Editor's note: This is an updated version of an earlier article. It adds that a settlement was reached in 2014.
PHILADELPHIA - An international company specializing in human resources consulting and technology services that has its U.S. headquarters in suburban Philadelphia has settled allegations by a former employee that it violated the Fair Labor Standards Act by failing to properly pay overtime wages.
The plaintiff, Daudi M. Mwangangi, also claimed his June 2012 firing was retaliatory in nature.
Mwangangi, a native of the African country of Kenya who resided in Carmel, Ind., at the time he filed his lawsuit, first began his employment with Wayne, Pa.-based Kenexa Technology Inc. in November 2011, the 2013 complaint says.
He says he had been assigned to work at a client of the defendant’s, Eli Lilly & Company, which is located in Indianapolis.
The plaintiff also worked remotely from his home in Carmel on the weekends, the suit states.
According to the complaint, which was filed at the federal courthouse in Philadelphia by Montgomery County employment attorney Andrew S. Abramson, Mwangangi, who earned $75,000 annually, experienced disparaging treatment at the hands of an operations manager.
The manager, who is white, singled out and targeted the plaintiff because of his national origin, telling Mwangangi that the company didn’t want people with foreign accents talking to Lilly directors, the plaintiff says.
The manager traveled to Lilly’s Indiana location in the spring of 2012 to advise a Lilly employee that the plaintiff should not be on their team because of his accent and because Mwangangi was not “polished enough,” the lawsuit states.
The plaintiff says he soon complained about the comments and treatment to Kenexa’s director of client relations.
The lawsuit states that in April 2012, the director told Mwangangi that Lilly valued his performance and contributions and had no problem with the plaintiff, but she was concerned that the plaintiff wouldn’t advance in the company and was not promotable because he “was not polished,” a judgment that the suit claims was formed due to Mwangangi’s Kenyan accent.
The director also told Mwangangi that the plaintiff’s hiring was a big mistake for Kenexa and Lilly, the suit claims.
Mwangangi lodged a formal discrimination complaint with Kenexa’s human resources department in May 2012, the complaint says, but no action was ever taken by company officials.
The plaintiff was terminated on June 5, 2012, allegedly due to the fact that he was insubordinate.
A white male was tapped to replace Mwangangi, the suit says.
Mwangangi allegedly sustained financial damages due to lost wages and benefits and also experienced emotional distress tied to his firing and discriminatory treatment before that.
The complaint contained counts of retaliation and discrimination based upon national origin.
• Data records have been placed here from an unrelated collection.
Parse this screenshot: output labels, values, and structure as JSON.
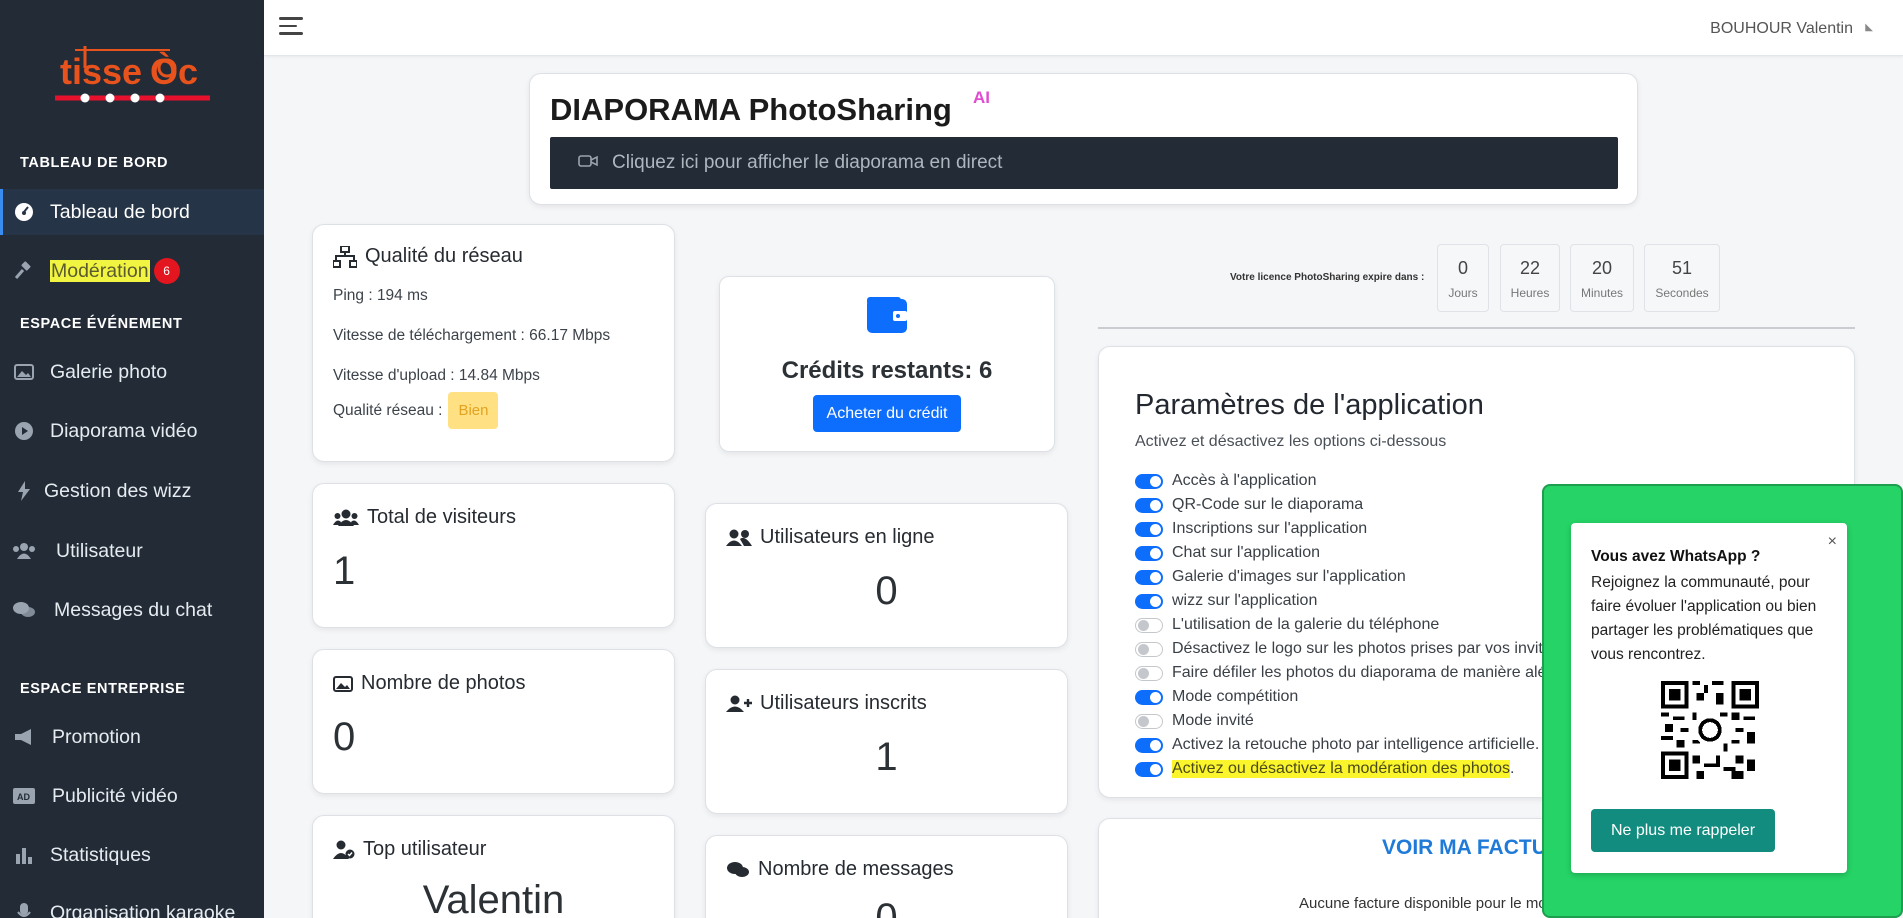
{
  "app": {
    "logo_text": "tisseÒc"
  },
  "topbar": {
    "user_name": "BOUHOUR Valentin"
  },
  "sidebar": {
    "sections": [
      {
        "title": "TABLEAU DE BORD"
      },
      {
        "title": "ESPACE ÉVÉNEMENT"
      },
      {
        "title": "ESPACE ENTREPRISE"
      }
    ],
    "items": [
      {
        "label": "Tableau de bord",
        "icon": "dashboard-icon",
        "active": true
      },
      {
        "label": "Modération",
        "icon": "gavel-icon",
        "badge": "6"
      },
      {
        "label": "Galerie photo",
        "icon": "image-icon"
      },
      {
        "label": "Diaporama vidéo",
        "icon": "play-circle-icon"
      },
      {
        "label": "Gestion des wizz",
        "icon": "bolt-icon"
      },
      {
        "label": "Utilisateur",
        "icon": "users-icon"
      },
      {
        "label": "Messages du chat",
        "icon": "chat-icon"
      },
      {
        "label": "Promotion",
        "icon": "megaphone-icon"
      },
      {
        "label": "Publicité vidéo",
        "icon": "ad-icon"
      },
      {
        "label": "Statistiques",
        "icon": "bar-chart-icon"
      },
      {
        "label": "Organisation karaoke",
        "icon": "microphone-icon"
      }
    ]
  },
  "diaporama": {
    "title": "DIAPORAMA PhotoSharing",
    "ai_mark": "AI",
    "live_link": "Cliquez ici pour afficher le diaporama en direct"
  },
  "network": {
    "title": "Qualité du réseau",
    "ping": "Ping : 194 ms",
    "download": "Vitesse de téléchargement : 66.17 Mbps",
    "upload": "Vitesse d'upload : 14.84 Mbps",
    "quality_label": "Qualité réseau :",
    "quality_value": "Bien"
  },
  "credits": {
    "label": "Crédits restants: 6",
    "buy_button": "Acheter du crédit"
  },
  "stats": {
    "visitors": {
      "title": "Total de visiteurs",
      "value": "1"
    },
    "photos": {
      "title": "Nombre de photos",
      "value": "0"
    },
    "top_user": {
      "title": "Top utilisateur",
      "value": "Valentin"
    },
    "online": {
      "title": "Utilisateurs en ligne",
      "value": "0"
    },
    "registered": {
      "title": "Utilisateurs inscrits",
      "value": "1"
    },
    "messages": {
      "title": "Nombre de messages",
      "value": "0"
    }
  },
  "license": {
    "label": "Votre licence PhotoSharing expire dans :",
    "countdown": [
      {
        "value": "0",
        "unit": "Jours"
      },
      {
        "value": "22",
        "unit": "Heures"
      },
      {
        "value": "20",
        "unit": "Minutes"
      },
      {
        "value": "51",
        "unit": "Secondes"
      }
    ]
  },
  "settings": {
    "title": "Paramètres de l'application",
    "subtitle": "Activez et désactivez les options ci-dessous",
    "options": [
      {
        "label": "Accès à l'application",
        "enabled": true
      },
      {
        "label": "QR-Code sur le diaporama",
        "enabled": true
      },
      {
        "label": "Inscriptions sur l'application",
        "enabled": true
      },
      {
        "label": "Chat sur l'application",
        "enabled": true
      },
      {
        "label": "Galerie d'images sur l'application",
        "enabled": true
      },
      {
        "label": "wizz sur l'application",
        "enabled": true
      },
      {
        "label": "L'utilisation de la galerie du téléphone",
        "enabled": false
      },
      {
        "label": "Désactivez le logo sur les photos prises par vos invités",
        "enabled": false
      },
      {
        "label": "Faire défiler les photos du diaporama de manière aléatoire",
        "enabled": false
      },
      {
        "label": "Mode compétition",
        "enabled": true
      },
      {
        "label": "Mode invité",
        "enabled": false
      },
      {
        "label": "Activez la retouche photo par intelligence artificielle.",
        "enabled": true
      },
      {
        "label": "Activez ou désactivez la modération des photos",
        "enabled": true,
        "highlight": true
      }
    ],
    "last_suffix": "."
  },
  "invoice": {
    "title": "VOIR MA FACTURE",
    "empty": "Aucune facture disponible pour le moment"
  },
  "whatsapp": {
    "title": "Vous avez WhatsApp ?",
    "text": "Rejoignez la communauté, pour faire évoluer l'application ou bien partager les problématiques que vous rencontrez.",
    "close": "×",
    "button": "Ne plus me rappeler"
  },
  "colors": {
    "sidebar_bg": "#222b36",
    "primary": "#0d6efd",
    "whatsapp_green": "#25d366",
    "whatsapp_teal": "#128c7e",
    "badge_red": "#e3161f",
    "highlight_yellow": "#fbf52b"
  }
}
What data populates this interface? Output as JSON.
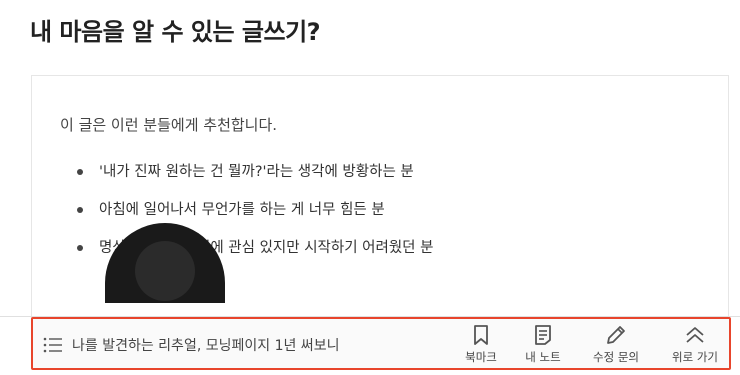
{
  "page": {
    "title": "내 마음을 알 수 있는 글쓰기?"
  },
  "card": {
    "intro": "이 글은 이런 분들에게 추천합니다.",
    "recommendations": [
      "'내가 진짜 원하는 건 뭘까?'라는 생각에 방황하는 분",
      "아침에 일어나서 무언가를 하는 게 너무 힘든 분",
      "명상이나 마음챙김에 관심 있지만 시작하기 어려웠던 분"
    ]
  },
  "bottom_bar": {
    "toc_icon": "list-icon",
    "toc_title": "나를 발견하는 리추얼, 모닝페이지 1년 써보니",
    "actions": [
      {
        "icon": "bookmark-icon",
        "label": "북마크"
      },
      {
        "icon": "note-icon",
        "label": "내 노트"
      },
      {
        "icon": "pencil-icon",
        "label": "수정 문의"
      },
      {
        "icon": "double-chevron-up-icon",
        "label": "위로 가기"
      }
    ],
    "highlight_color": "#e8452c"
  }
}
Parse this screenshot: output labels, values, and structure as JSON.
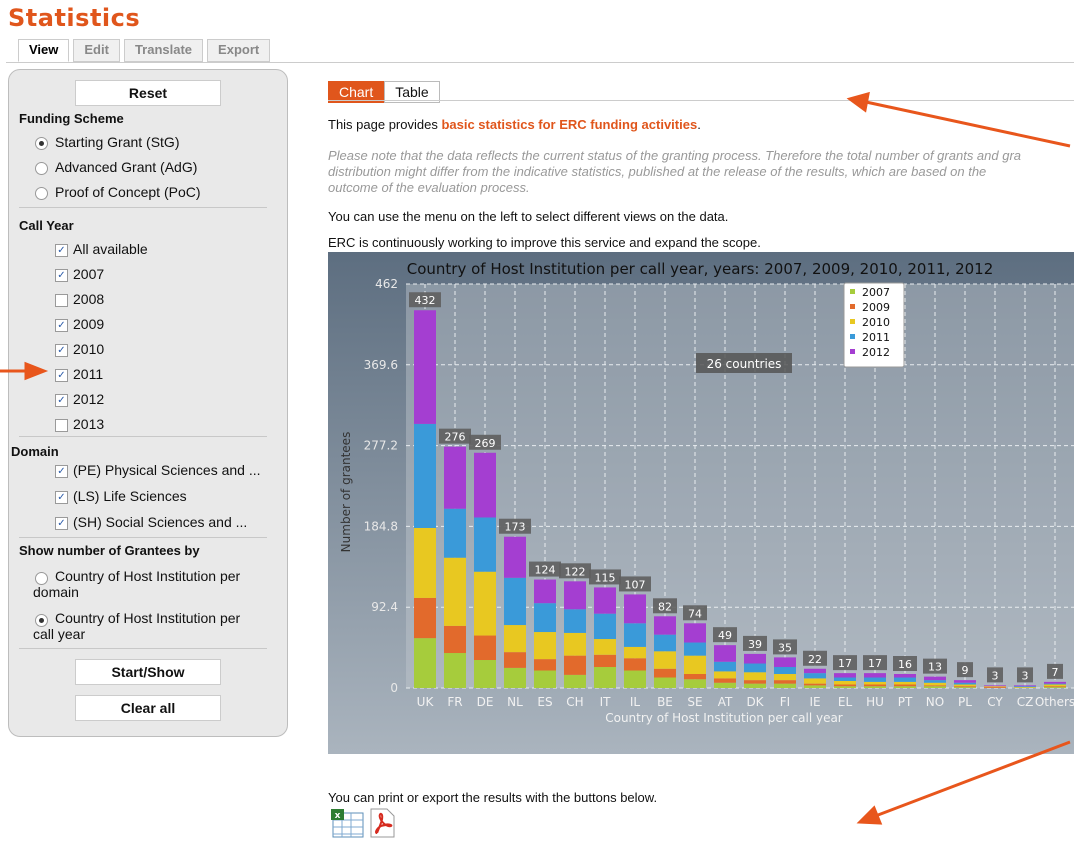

It also contained a count alleging violations of the Fair Labor Standards Act.
In 2014, the sides reached a confidential settlement. The docket shows Kenexa has paid the amount in full.